Merry Christmas& Happy New Year!

Happy Birthday to all December Birthdays!

Happy birthday!! We hope your day is filled with lots of love and laughter! May all of your birthday wishes come true. God Bless!

8    Deliena Paschal
10    Linda Taylor
11    Ariel Osorio
17    Ryder Bertolette
18    Hannah Majidi
18    Mattea Davis
19    Jerrie Nackos
27    Robert Deering
29    Stacy Velky

Happy Celebrations to all November Birthdays and November Anniversaries!

Happy birthday!! We hope your day is filled with lots of love and laughter! May all of your birthday wishes come true. God Bless!

Nov 3     Edward Allender
Nov 6     Summer Wines
Nov 26   Nikki Hendricks
Nov 27   Dylan Johnson

Congratulations & Happy Anniversary to Our November Couples
Sending anniversary congratulations and best wishes for the years ahead to all those celebrating October wedding anniversaries.

4   Dan Wilshire & Karen Cullen

The History of Halloween

While American cinema has often turned Halloween into an evil or gory holiday, it actually has its roots in religious traditions and celebrations. The term Halloween is shortened from All Hallows’ Even (both “even” and “eve” are abbreviations of “evening”, but “Halloween” gets its “n” from “even”) as it is the eve of “All Hallows’ Day” which is now also known as “All Saints’ Day”. In the ninth century, the Church measured the day as starting at sunset, in accordance with the Florentine calendar. Although All Saints’ Day is now considered to occur one day after Halloween, the two holidays were, at that time, celebrated on the same day. Liturgically, the Church traditionally celebrated that day as the Vigil of All Saints, and, until 1970, a day of fasting as well. Like other vigils, it was celebrated on the previous day if it fell on a Sunday, although secular celebrations of the holiday remained on the 31st. The Vigil was suppressed in 1955, but was later restored in the post-Vatican II calendar. As part of the “All Saints’ Day” belief, Halloween was perceived as the night during which the division between the world of the living and the otherworld was blurred so spirits of the saints (the dead) and inhabitants from “the underworld” were able to walk free on the earth.

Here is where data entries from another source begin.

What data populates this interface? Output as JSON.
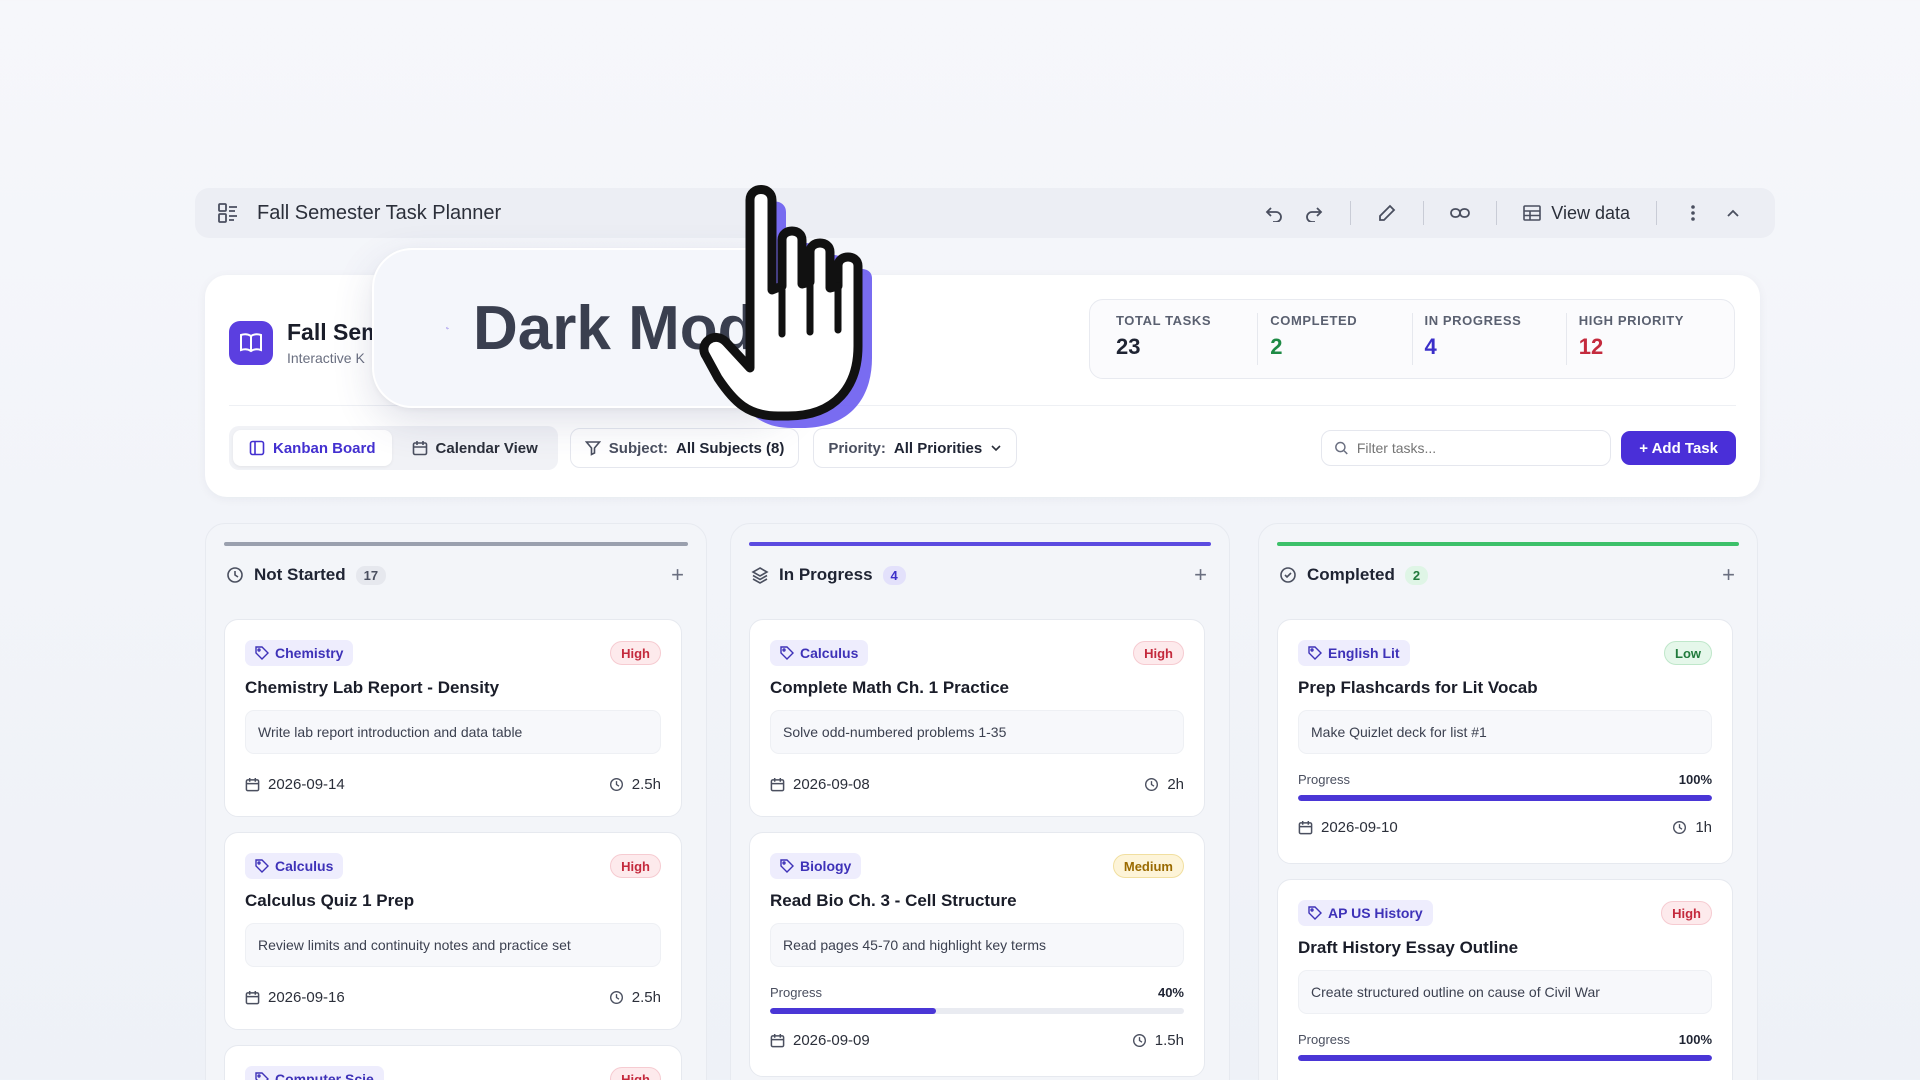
{
  "window": {
    "title": "Fall Semester Task Planner",
    "view_data_label": "View data",
    "icons": [
      "dashboard-icon",
      "undo-icon",
      "redo-icon",
      "pencil-icon",
      "link-icon",
      "table-icon",
      "more-vertical-icon",
      "chevron-up-icon"
    ]
  },
  "header": {
    "title": "Fall Sem",
    "subtitle": "Interactive K",
    "stats": [
      {
        "label": "TOTAL TASKS",
        "value": "23",
        "color": "#1f2433"
      },
      {
        "label": "COMPLETED",
        "value": "2",
        "color": "#1e8a45"
      },
      {
        "label": "IN PROGRESS",
        "value": "4",
        "color": "#3b2fc9"
      },
      {
        "label": "HIGH PRIORITY",
        "value": "12",
        "color": "#c42a3d"
      }
    ]
  },
  "toolbar": {
    "kanban_label": "Kanban Board",
    "calendar_label": "Calendar View",
    "subject_label": "Subject:",
    "subject_value": "All Subjects (8)",
    "priority_label": "Priority:",
    "priority_value": "All Priorities",
    "search_placeholder": "Filter tasks...",
    "add_label": "+ Add Task"
  },
  "overlay": {
    "text": "Dark Mode"
  },
  "columns": [
    {
      "title": "Not Started",
      "count": "17",
      "accent": "#9aa0ae",
      "count_bg": "#e6e8ee",
      "count_color": "#4a4f5f",
      "cards": [
        {
          "tag": "Chemistry",
          "priority": "High",
          "title": "Chemistry Lab Report - Density",
          "desc": "Write lab report introduction and data table",
          "date": "2026-09-14",
          "hours": "2.5h"
        },
        {
          "tag": "Calculus",
          "priority": "High",
          "title": "Calculus Quiz 1 Prep",
          "desc": "Review limits and continuity notes and practice set",
          "date": "2026-09-16",
          "hours": "2.5h"
        },
        {
          "tag": "Computer Scie",
          "priority": "High"
        }
      ]
    },
    {
      "title": "In Progress",
      "count": "4",
      "accent": "#5b4be0",
      "count_bg": "#e3e1fb",
      "count_color": "#3b2fc9",
      "cards": [
        {
          "tag": "Calculus",
          "priority": "High",
          "title": "Complete Math Ch. 1 Practice",
          "desc": "Solve odd-numbered problems 1-35",
          "date": "2026-09-08",
          "hours": "2h"
        },
        {
          "tag": "Biology",
          "priority": "Medium",
          "title": "Read Bio Ch. 3 - Cell Structure",
          "desc": "Read pages 45-70 and highlight key terms",
          "progress_label": "Progress",
          "progress_text": "40%",
          "progress": 0.4,
          "date": "2026-09-09",
          "hours": "1.5h"
        }
      ]
    },
    {
      "title": "Completed",
      "count": "2",
      "accent": "#3cc06a",
      "count_bg": "#dff5e6",
      "count_color": "#217a3c",
      "cards": [
        {
          "tag": "English Lit",
          "priority": "Low",
          "title": "Prep Flashcards for Lit Vocab",
          "desc": "Make Quizlet deck for list #1",
          "progress_label": "Progress",
          "progress_text": "100%",
          "progress": 1.0,
          "date": "2026-09-10",
          "hours": "1h"
        },
        {
          "tag": "AP US History",
          "priority": "High",
          "title": "Draft History Essay Outline",
          "desc": "Create structured outline on cause of Civil War",
          "progress_label": "Progress",
          "progress_text": "100%",
          "progress": 1.0
        }
      ]
    }
  ]
}
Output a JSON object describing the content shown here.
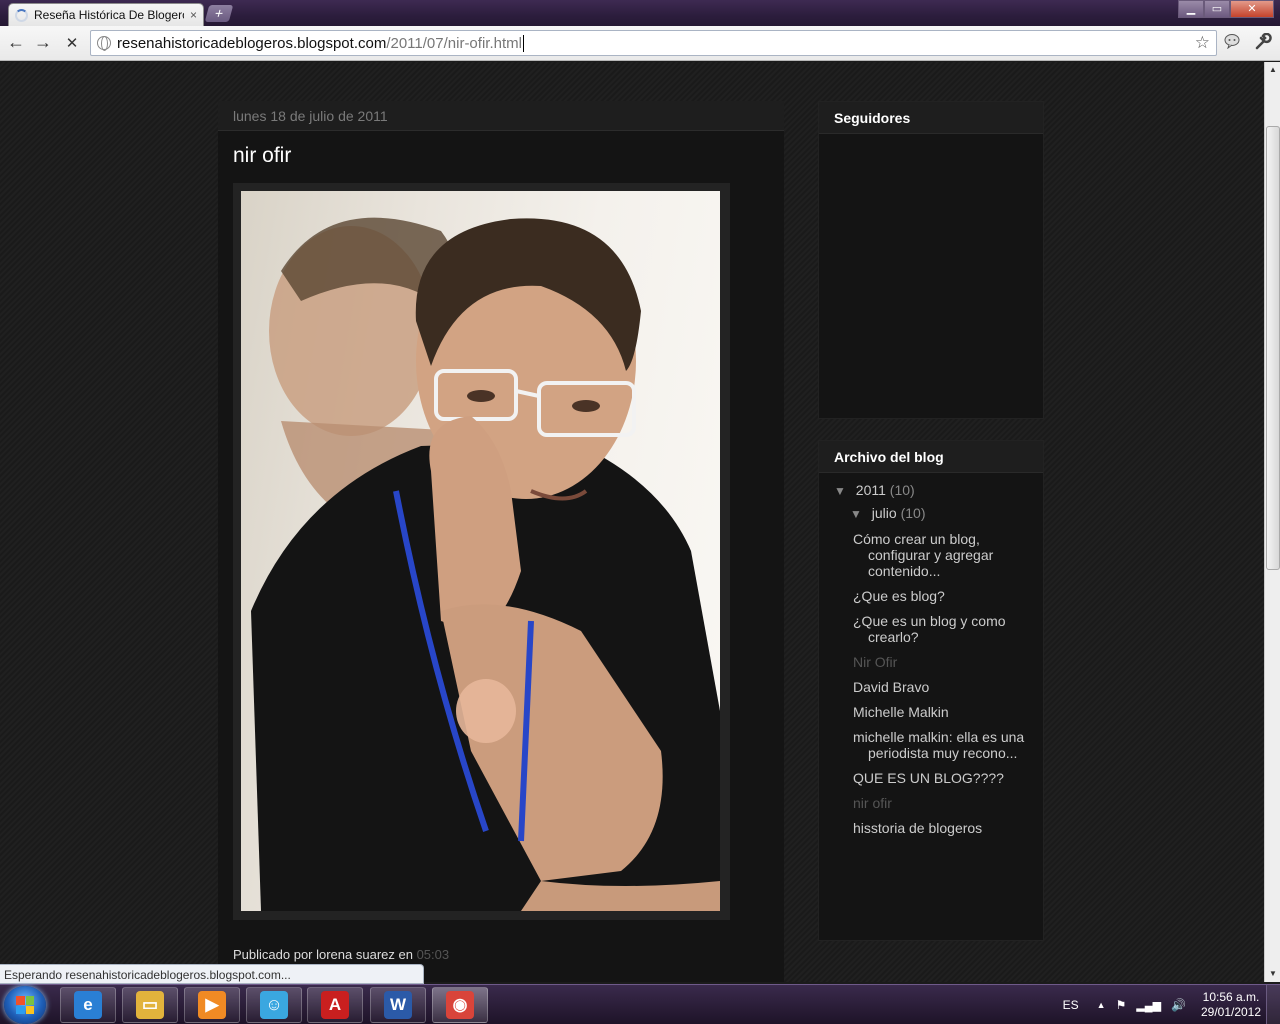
{
  "browser": {
    "tab_title": "Reseña Histórica De Blogeros",
    "tab_close": "×",
    "new_tab": "+",
    "window_buttons": {
      "minimize": "▁",
      "maximize": "▭",
      "close": "✕"
    },
    "nav": {
      "back": "←",
      "forward": "→",
      "stop": "✕"
    },
    "url_host": "resenahistoricadeblogeros.blogspot.com",
    "url_path": "/2011/07/nir-ofir.html",
    "bookmark_star": "☆",
    "icons": {
      "extension": "chat-bubble-icon",
      "wrench": "wrench-icon"
    },
    "status_text": "Esperando resenahistoricadeblogeros.blogspot.com..."
  },
  "post": {
    "date": "lunes 18 de julio de 2011",
    "title": "nir ofir",
    "byline_prefix": "Publicado por lorena suarez en",
    "byline_time": "05:03"
  },
  "sidebar": {
    "followers": {
      "title": "Seguidores"
    },
    "archive": {
      "title": "Archivo del blog",
      "year": {
        "toggle": "▼",
        "label": "2011",
        "count": "(10)"
      },
      "month": {
        "toggle": "▼",
        "label": "julio",
        "count": "(10)"
      },
      "posts": [
        {
          "label": "Cómo crear un blog, configurar y agregar contenido...",
          "current": false
        },
        {
          "label": "¿Que es blog?",
          "current": false
        },
        {
          "label": "¿Que es un blog y como crearlo?",
          "current": false
        },
        {
          "label": "Nir Ofir",
          "current": true
        },
        {
          "label": "David Bravo",
          "current": false
        },
        {
          "label": "Michelle Malkin",
          "current": false
        },
        {
          "label": "michelle malkin: ella es una periodista muy recono...",
          "current": false
        },
        {
          "label": "QUE ES UN BLOG????",
          "current": false
        },
        {
          "label": "nir ofir",
          "current": true
        },
        {
          "label": "hisstoria de blogeros",
          "current": false
        }
      ]
    }
  },
  "taskbar": {
    "apps": [
      {
        "name": "ie-icon",
        "glyph": "e",
        "color": "#2a7fd4"
      },
      {
        "name": "explorer-icon",
        "glyph": "▭",
        "color": "#e2b33c"
      },
      {
        "name": "media-player-icon",
        "glyph": "▶",
        "color": "#f08a24"
      },
      {
        "name": "messenger-icon",
        "glyph": "☺",
        "color": "#3aa7e0"
      },
      {
        "name": "acrobat-icon",
        "glyph": "A",
        "color": "#c91f1f"
      },
      {
        "name": "word-icon",
        "glyph": "W",
        "color": "#2b5aa8"
      },
      {
        "name": "chrome-icon",
        "glyph": "◉",
        "color": "#d9443a"
      }
    ],
    "language": "ES",
    "time": "10:56 a.m.",
    "date": "29/01/2012"
  }
}
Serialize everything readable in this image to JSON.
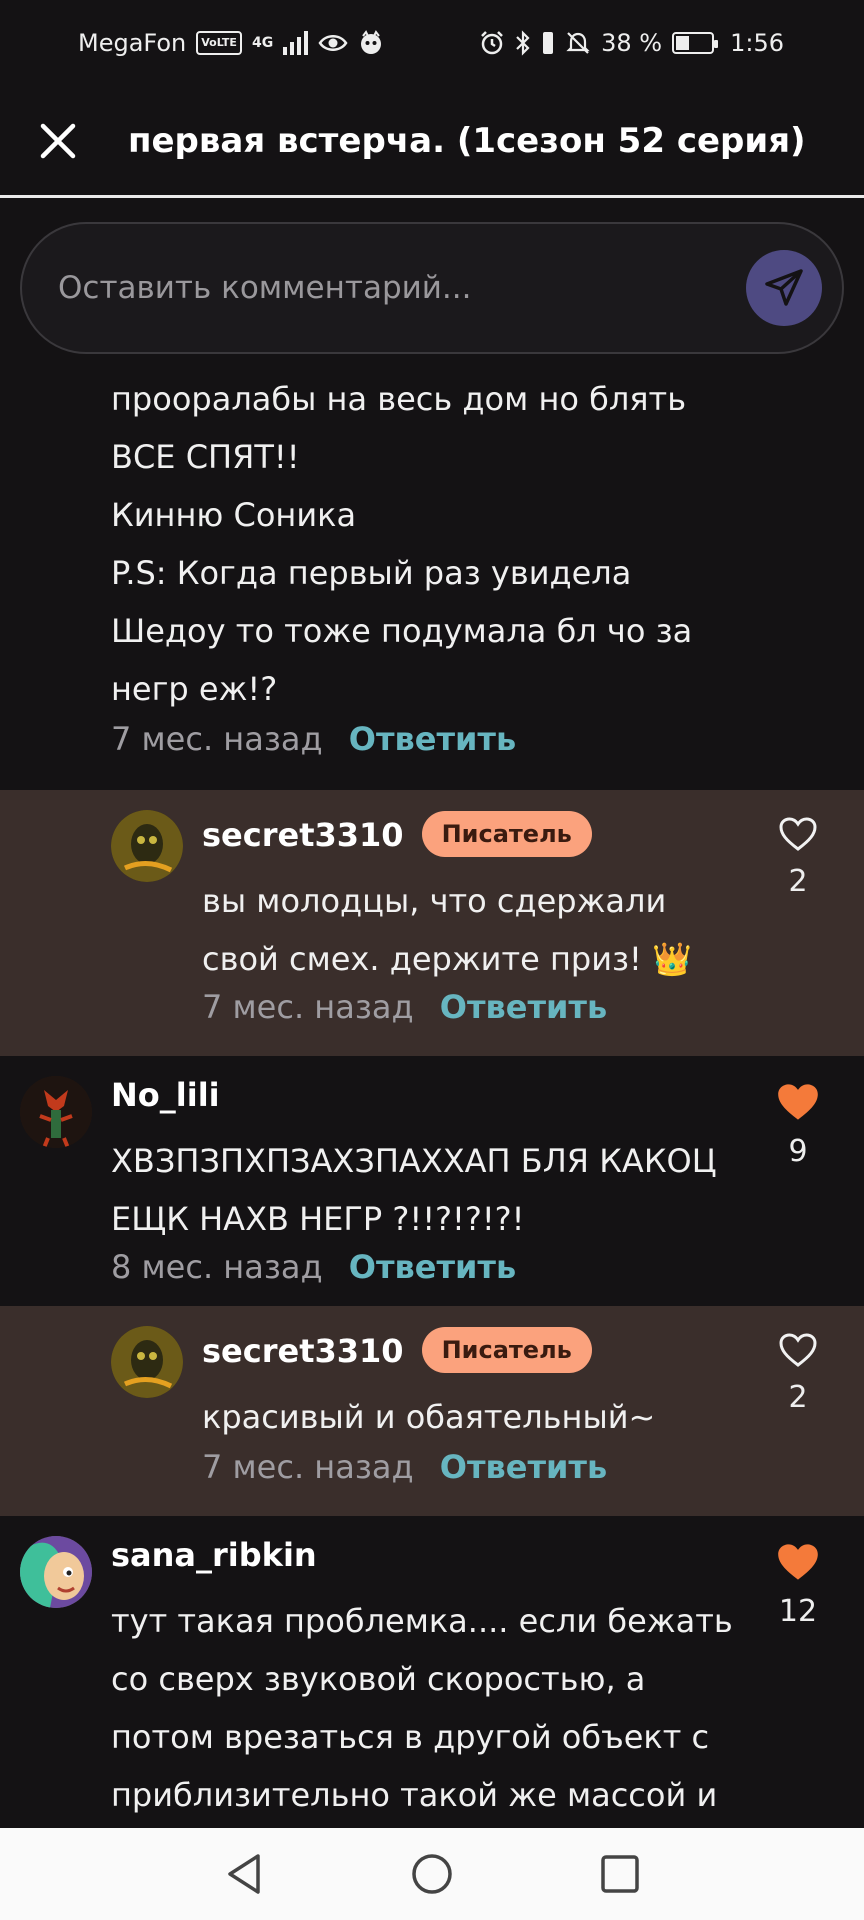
{
  "status_bar": {
    "carrier": "MegaFon",
    "volte": "VoLTE",
    "network": "4G",
    "battery": "38 %",
    "battery_level": 0.38,
    "time": "1:56"
  },
  "header": {
    "title": "первая встерча. (1сезон 52 серия)"
  },
  "comment_input": {
    "placeholder": "Оставить комментарий..."
  },
  "comments": [
    {
      "lines": [
        "прооралабы на весь дом но блять",
        "ВСЕ СПЯТ!!",
        "Кинню Соника",
        "P.S: Когда первый раз увидела",
        "Шедоу то тоже подумала бл чо за",
        "негр еж!?"
      ],
      "time": "7 мес. назад",
      "reply_label": "Ответить"
    },
    {
      "username": "secret3310",
      "badge": "Писатель",
      "lines": [
        "вы молодцы, что сдержали",
        "свой смех. держите приз! 👑"
      ],
      "time": "7 мес. назад",
      "reply_label": "Ответить",
      "likes": "2",
      "liked": false
    },
    {
      "username": "No_lili",
      "lines": [
        "ХВЗПЗПХПЗАХЗПАХХАП БЛЯ КАКОЦ",
        "ЕЩК НАХВ НЕГР ?!!?!?!?!"
      ],
      "time": "8 мес. назад",
      "reply_label": "Ответить",
      "likes": "9",
      "liked": true
    },
    {
      "username": "secret3310",
      "badge": "Писатель",
      "lines": [
        "красивый и обаятельный~"
      ],
      "time": "7 мес. назад",
      "reply_label": "Ответить",
      "likes": "2",
      "liked": false
    },
    {
      "username": "sana_ribkin",
      "lines": [
        "тут такая проблемка.... если бежать",
        "со сверх звуковой скоростью, а",
        "потом врезаться в другой объект с",
        "приблизительно такой же массой и"
      ],
      "likes": "12",
      "liked": true
    }
  ],
  "colors": {
    "background": "#141214",
    "reply_background": "#3a2e2b",
    "reply_link": "#67b5c0",
    "badge": "#fba27d",
    "like_active": "#f47a3a",
    "send_button": "#4e4a82"
  }
}
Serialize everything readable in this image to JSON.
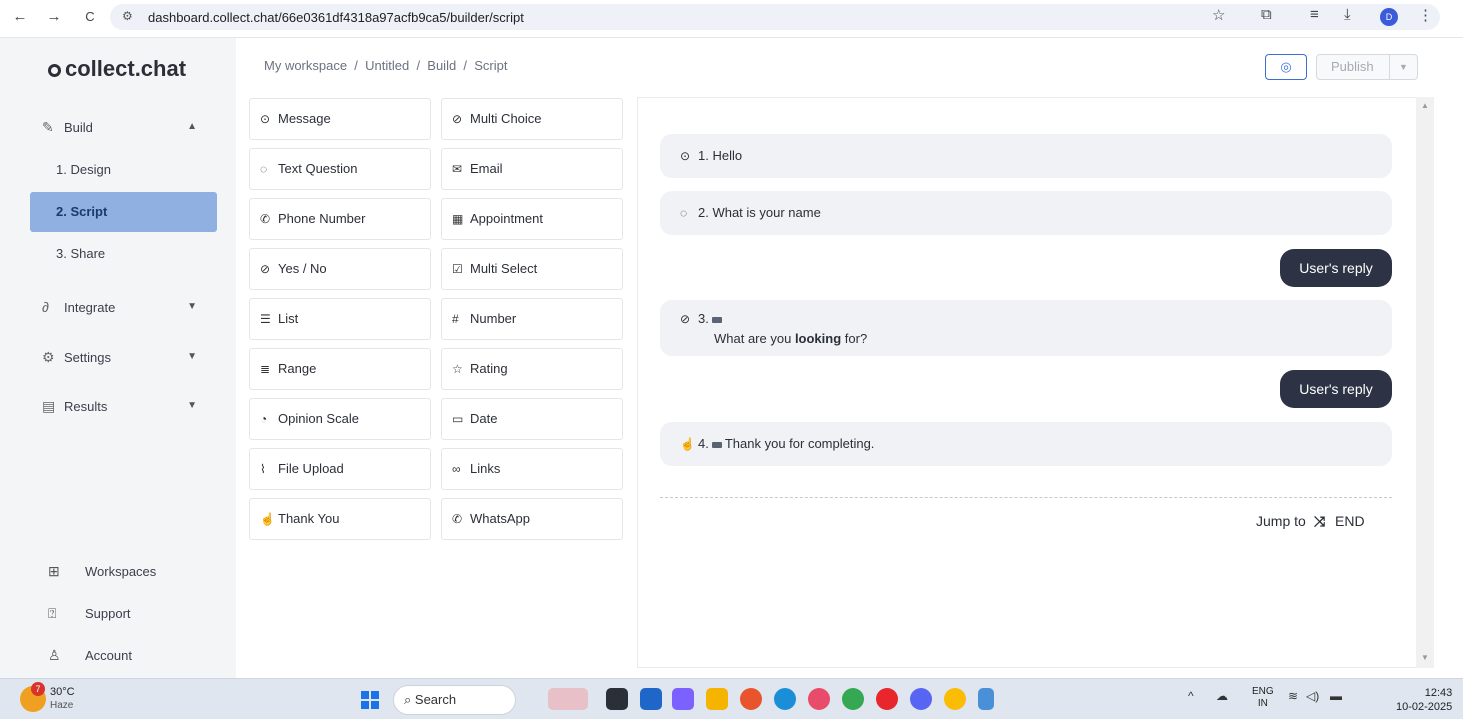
{
  "browser": {
    "back": "←",
    "forward": "→",
    "reload": "C",
    "site_icon": "⚙",
    "url": "dashboard.collect.chat/66e0361df4318a97acfb9ca5/builder/script",
    "star": "☆",
    "extensions": "⧉",
    "queue": "≡",
    "download": "⤓",
    "profile": "D",
    "menu": "⋮"
  },
  "sidebar": {
    "logo": "collect.chat",
    "build": "Build",
    "design": "1. Design",
    "script": "2. Script",
    "share": "3. Share",
    "integrate": "Integrate",
    "settings": "Settings",
    "results": "Results",
    "workspaces": "Workspaces",
    "support": "Support",
    "account": "Account"
  },
  "header": {
    "breadcrumb": "My workspace  /  Untitled  /  Build  /  Script",
    "preview_icon": "◎",
    "publish": "Publish",
    "publish_dd": "▼"
  },
  "tiles": {
    "message": "Message",
    "multi_choice": "Multi Choice",
    "text_question": "Text Question",
    "email": "Email",
    "phone_number": "Phone Number",
    "appointment": "Appointment",
    "yes_no": "Yes / No",
    "multi_select": "Multi Select",
    "list": "List",
    "number": "Number",
    "range": "Range",
    "rating": "Rating",
    "opinion_scale": "Opinion Scale",
    "date": "Date",
    "file_upload": "File Upload",
    "links": "Links",
    "thank_you": "Thank You",
    "whatsapp": "WhatsApp"
  },
  "script": {
    "q1": "1. Hello",
    "q2": "2. What is your name",
    "reply1": "User's reply",
    "q3_num": "3.",
    "q3_text_a": "What are you ",
    "q3_text_b": "looking",
    "q3_text_c": " for?",
    "reply2": "User's reply",
    "q4_num": "4.",
    "q4_text": "Thank you for completing.",
    "jump_label": "Jump to",
    "jump_icon": "⤨",
    "jump_target": "END"
  },
  "taskbar": {
    "weather_count": "7",
    "temp": "30°C",
    "condition": "Haze",
    "search": "Search",
    "lang1": "ENG",
    "lang2": "IN",
    "time": "12:43",
    "date": "10-02-2025"
  },
  "colors": {
    "active_nav": "#8fb0e0",
    "reply_bubble": "#2d3345",
    "accent": "#3b6fd4"
  }
}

It was believed necessary to dress as a spirit or otherworldly creature when venturing outdoors to blend in, and this is where dressing in costume for Halloween comes from. This gradually evolved into trick-or-treating because children would knock on their neighbors’ doors, in order to gather fruit, nuts, and sweets for the Halloween festival. Salt was once sprinkled in the hair of the children to protect against evil spirits. The carved pumpkin lit by a candle inside, is one of Halloween’s most prominent symbols in America, and is commonly called a jack-o’-lantern. Originating in Europe, these lanterns were first carved from a turnip or rutabaga. Believing that the head was the most powerful part of the body containing the spirit and the knowledge, the Celts used the “head” of the vegetable to frighten off any superstitions. The name jack-o’-lantern can be traced back to the Irish legend of Stingy Jack, a greedy, gambling, hard-drinking old farmer. He tricked the devil into climbing a tree and trapped him by carving a cross into the tree trunk. In revenge, the devil placed a curse on Jack, condemning him to forever wander the earth at night with the only light he had: a candle inside of a hollowed turnip. The carving of pumpkins is associated with Halloween in North America, where pumpkins were readily available and much larger, making them easier to carve than turnips.